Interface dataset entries

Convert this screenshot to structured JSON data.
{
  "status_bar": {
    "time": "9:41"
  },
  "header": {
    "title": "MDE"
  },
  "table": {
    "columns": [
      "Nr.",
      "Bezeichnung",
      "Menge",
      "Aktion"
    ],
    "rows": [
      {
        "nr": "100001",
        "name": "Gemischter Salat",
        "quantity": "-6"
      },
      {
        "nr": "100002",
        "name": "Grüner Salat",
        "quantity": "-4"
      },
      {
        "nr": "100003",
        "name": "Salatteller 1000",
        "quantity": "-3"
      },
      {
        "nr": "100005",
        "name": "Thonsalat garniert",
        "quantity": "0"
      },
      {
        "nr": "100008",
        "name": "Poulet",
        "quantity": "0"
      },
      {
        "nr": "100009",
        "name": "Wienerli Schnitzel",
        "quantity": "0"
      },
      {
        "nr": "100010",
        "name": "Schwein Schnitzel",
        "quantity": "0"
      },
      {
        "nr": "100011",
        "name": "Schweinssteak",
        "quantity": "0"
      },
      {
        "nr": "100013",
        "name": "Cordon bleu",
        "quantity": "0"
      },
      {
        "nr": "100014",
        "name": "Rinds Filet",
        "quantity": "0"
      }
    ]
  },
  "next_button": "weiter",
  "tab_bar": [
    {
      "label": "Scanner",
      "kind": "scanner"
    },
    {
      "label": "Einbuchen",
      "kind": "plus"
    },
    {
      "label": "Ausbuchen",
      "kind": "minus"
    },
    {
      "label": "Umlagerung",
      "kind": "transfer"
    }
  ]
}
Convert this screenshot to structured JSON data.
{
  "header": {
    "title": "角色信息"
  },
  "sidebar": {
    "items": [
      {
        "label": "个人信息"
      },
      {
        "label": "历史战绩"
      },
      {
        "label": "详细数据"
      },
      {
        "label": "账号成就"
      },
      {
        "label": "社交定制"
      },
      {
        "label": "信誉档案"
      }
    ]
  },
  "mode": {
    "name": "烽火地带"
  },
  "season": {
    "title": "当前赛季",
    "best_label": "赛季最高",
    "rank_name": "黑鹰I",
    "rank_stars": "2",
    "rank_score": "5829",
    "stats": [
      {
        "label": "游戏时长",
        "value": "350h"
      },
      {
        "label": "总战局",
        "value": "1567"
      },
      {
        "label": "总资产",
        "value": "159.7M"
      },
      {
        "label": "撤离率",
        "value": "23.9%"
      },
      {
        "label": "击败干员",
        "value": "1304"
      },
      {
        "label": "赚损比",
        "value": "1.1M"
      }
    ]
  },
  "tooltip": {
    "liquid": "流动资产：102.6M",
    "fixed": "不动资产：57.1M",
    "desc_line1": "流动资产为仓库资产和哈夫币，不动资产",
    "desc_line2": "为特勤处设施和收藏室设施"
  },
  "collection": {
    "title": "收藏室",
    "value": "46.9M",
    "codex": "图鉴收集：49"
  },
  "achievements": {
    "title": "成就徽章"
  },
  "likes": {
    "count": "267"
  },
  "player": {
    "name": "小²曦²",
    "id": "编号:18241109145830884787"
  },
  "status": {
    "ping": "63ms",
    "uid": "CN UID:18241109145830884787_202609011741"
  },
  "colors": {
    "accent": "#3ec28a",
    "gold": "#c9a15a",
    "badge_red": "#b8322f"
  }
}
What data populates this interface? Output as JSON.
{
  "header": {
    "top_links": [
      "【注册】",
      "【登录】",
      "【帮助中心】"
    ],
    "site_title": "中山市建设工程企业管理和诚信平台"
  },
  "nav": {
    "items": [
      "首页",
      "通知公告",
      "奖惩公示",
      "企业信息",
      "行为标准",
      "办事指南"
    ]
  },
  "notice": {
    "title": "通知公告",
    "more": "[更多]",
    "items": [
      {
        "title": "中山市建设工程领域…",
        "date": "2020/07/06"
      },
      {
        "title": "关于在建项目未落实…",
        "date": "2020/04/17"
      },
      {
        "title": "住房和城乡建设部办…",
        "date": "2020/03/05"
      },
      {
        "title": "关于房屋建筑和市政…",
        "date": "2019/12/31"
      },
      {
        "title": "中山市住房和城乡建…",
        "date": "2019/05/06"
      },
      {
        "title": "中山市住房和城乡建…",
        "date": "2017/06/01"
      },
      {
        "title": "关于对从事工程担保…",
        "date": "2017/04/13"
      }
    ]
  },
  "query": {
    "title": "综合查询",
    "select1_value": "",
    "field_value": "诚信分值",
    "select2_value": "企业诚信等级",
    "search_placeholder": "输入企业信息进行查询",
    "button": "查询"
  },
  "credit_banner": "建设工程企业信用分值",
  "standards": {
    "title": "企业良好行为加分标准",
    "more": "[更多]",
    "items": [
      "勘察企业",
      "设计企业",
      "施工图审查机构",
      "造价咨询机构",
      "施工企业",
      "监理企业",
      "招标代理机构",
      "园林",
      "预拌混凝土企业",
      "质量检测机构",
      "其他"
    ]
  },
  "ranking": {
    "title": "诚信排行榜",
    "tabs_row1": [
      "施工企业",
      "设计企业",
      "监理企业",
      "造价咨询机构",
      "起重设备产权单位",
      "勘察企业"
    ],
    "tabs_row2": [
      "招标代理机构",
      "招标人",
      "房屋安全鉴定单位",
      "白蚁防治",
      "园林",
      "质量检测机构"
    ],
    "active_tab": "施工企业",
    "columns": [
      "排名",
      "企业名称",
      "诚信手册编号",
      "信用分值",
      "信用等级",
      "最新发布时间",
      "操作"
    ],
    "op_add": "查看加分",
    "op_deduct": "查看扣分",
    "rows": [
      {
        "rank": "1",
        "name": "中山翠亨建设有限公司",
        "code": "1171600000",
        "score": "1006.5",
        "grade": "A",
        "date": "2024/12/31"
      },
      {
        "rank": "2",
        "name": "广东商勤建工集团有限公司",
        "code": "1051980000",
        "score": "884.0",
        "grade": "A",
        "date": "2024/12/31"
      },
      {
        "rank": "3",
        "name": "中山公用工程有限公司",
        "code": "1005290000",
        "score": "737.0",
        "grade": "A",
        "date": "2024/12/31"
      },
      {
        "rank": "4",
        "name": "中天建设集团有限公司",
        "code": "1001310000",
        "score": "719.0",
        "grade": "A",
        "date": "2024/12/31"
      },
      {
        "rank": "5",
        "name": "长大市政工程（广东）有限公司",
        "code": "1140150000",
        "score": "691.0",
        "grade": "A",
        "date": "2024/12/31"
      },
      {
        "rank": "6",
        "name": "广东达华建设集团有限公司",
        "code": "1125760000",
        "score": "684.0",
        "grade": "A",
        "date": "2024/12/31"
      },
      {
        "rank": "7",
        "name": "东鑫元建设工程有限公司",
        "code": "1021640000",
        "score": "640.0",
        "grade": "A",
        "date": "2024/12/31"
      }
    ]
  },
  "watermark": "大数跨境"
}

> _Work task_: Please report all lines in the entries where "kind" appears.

> _Your response_:
      "kind": "scanner"
      "kind": "plus"
      "kind": "minus"
      "kind": "transfer"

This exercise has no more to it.